The weather is warming, and school days for this academic year are dwindling.
How will you spend your summer vacation?
It's tempting to think about days by the pool or in the backyard, vacations to a theme park or camping, or binge watching a series on Netflix.
But don't overlook the fact that the long days of summer can also be a part of your college search and preparation process!
Does that mean you have to spend the summer working an internship in a windowless office? Of course not! However, take the time the consider the skills you are developing as a part of your summer job. If you're twirling a whistle at the community pool as a lifeguard, talk with your supervisor about taking on additional leadership responsibilities. If you are creating delicious lattes as a barista, cultivate a positive relationship with the manager so that he or she can describe you as a valued employee.
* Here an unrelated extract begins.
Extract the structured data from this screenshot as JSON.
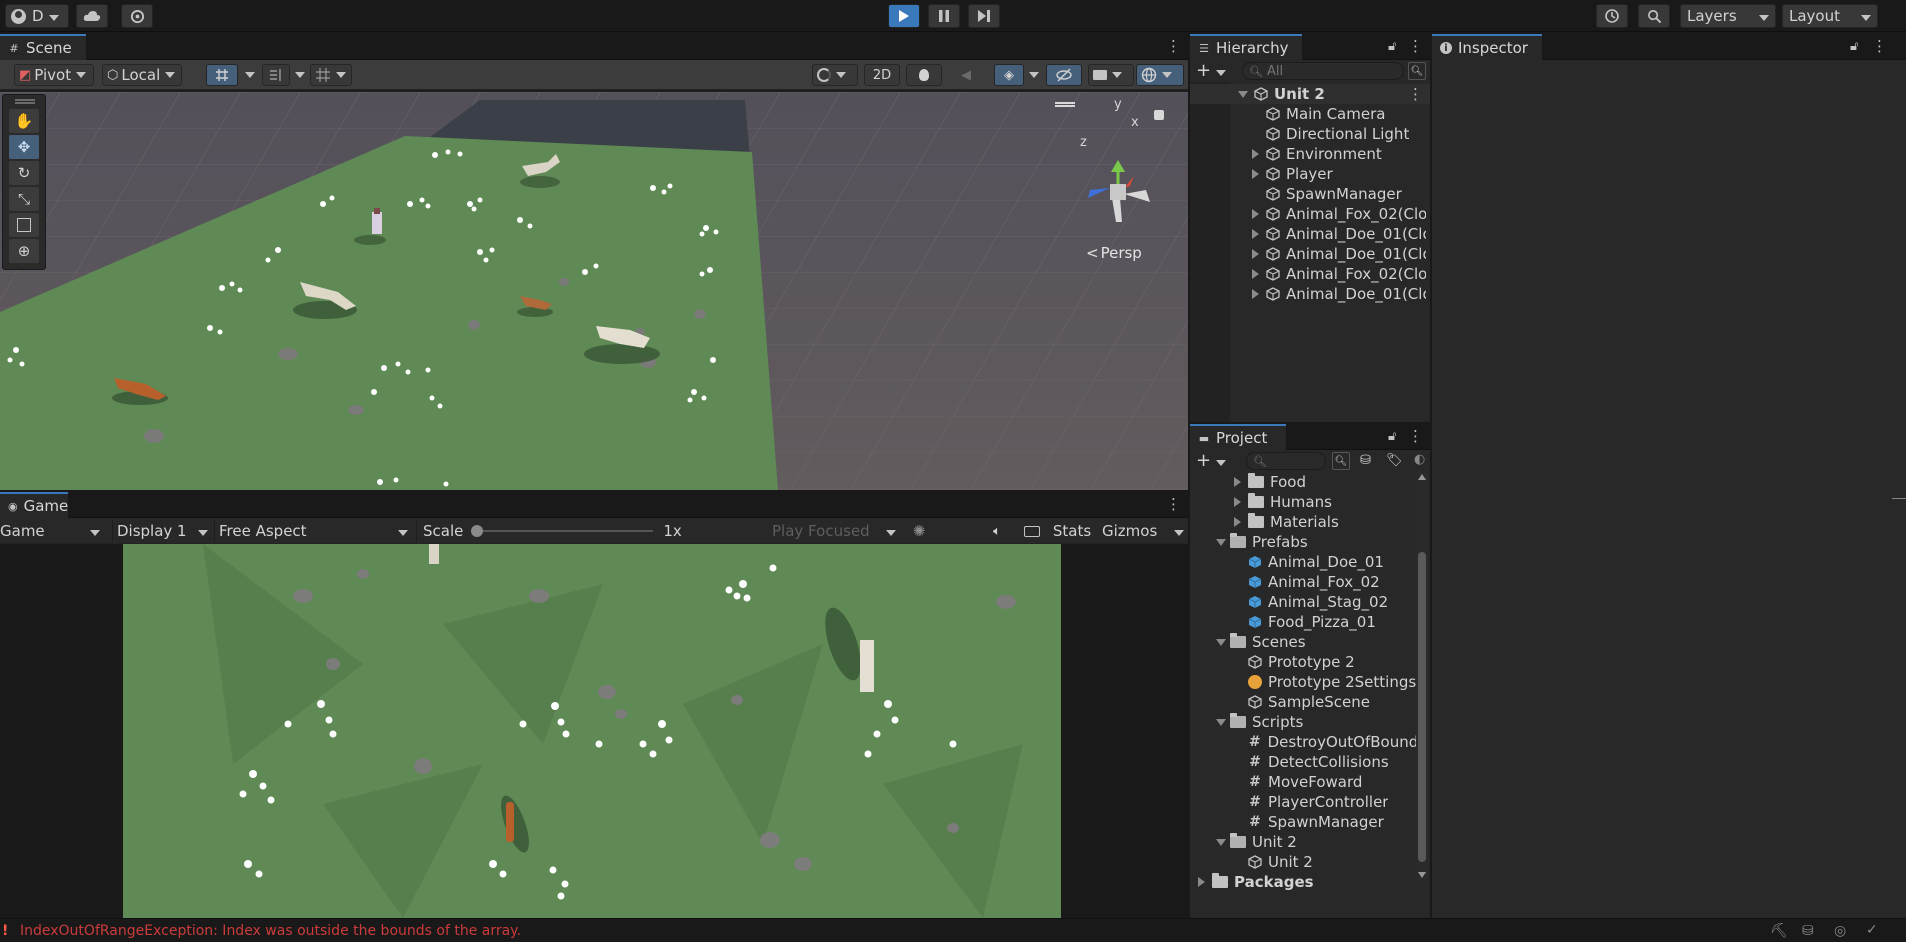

And during your off hours? Do some NON-required summer reading. Admissions officers at colleges often ask, "Tell me about your favorite book." If your answer is limited to Harry Potter, the Hunger Games, or the usual literary standards that you were required to read for your English course, it will be clear that you're not curious enough to read beyond what's required.
Here's a good list of books college applicants should have read: 101 Great Books.
Keep up with the news. Spend a few moments reading a major newspaper on line every morning. You should be able to say something intelligent about US politics, or about major issues abroad. If asked what your views are on Edward Snowden, don't confuse him with Edward Cullen.
Wait. They do look a lot alike, don't they? Has anyone seen them both in the same place?
You may also have received invitations to take expensive "pre college" courses at a prestigious university, or to participate in a "leadership program" at the state or US capital. While these are certainly great experiences, don't assume that they are a ticket to college admissions. Many of them are for-profit programs that prey on students' and families' quest for a competitive college application. In most cases, colleges see only that the family had the money to invest in the program, and don't view these programs as significant achievements.
The New York Times discusses leadership camps: Congratulations! It's an Honor! (It's a Sales Pitch):
So, no matter what you do, take initiative. Develop a skill. Be a leader. Read something you're not forced to. Develop well-reasoned opinions about significant events or ideas.
And wear sunscreen.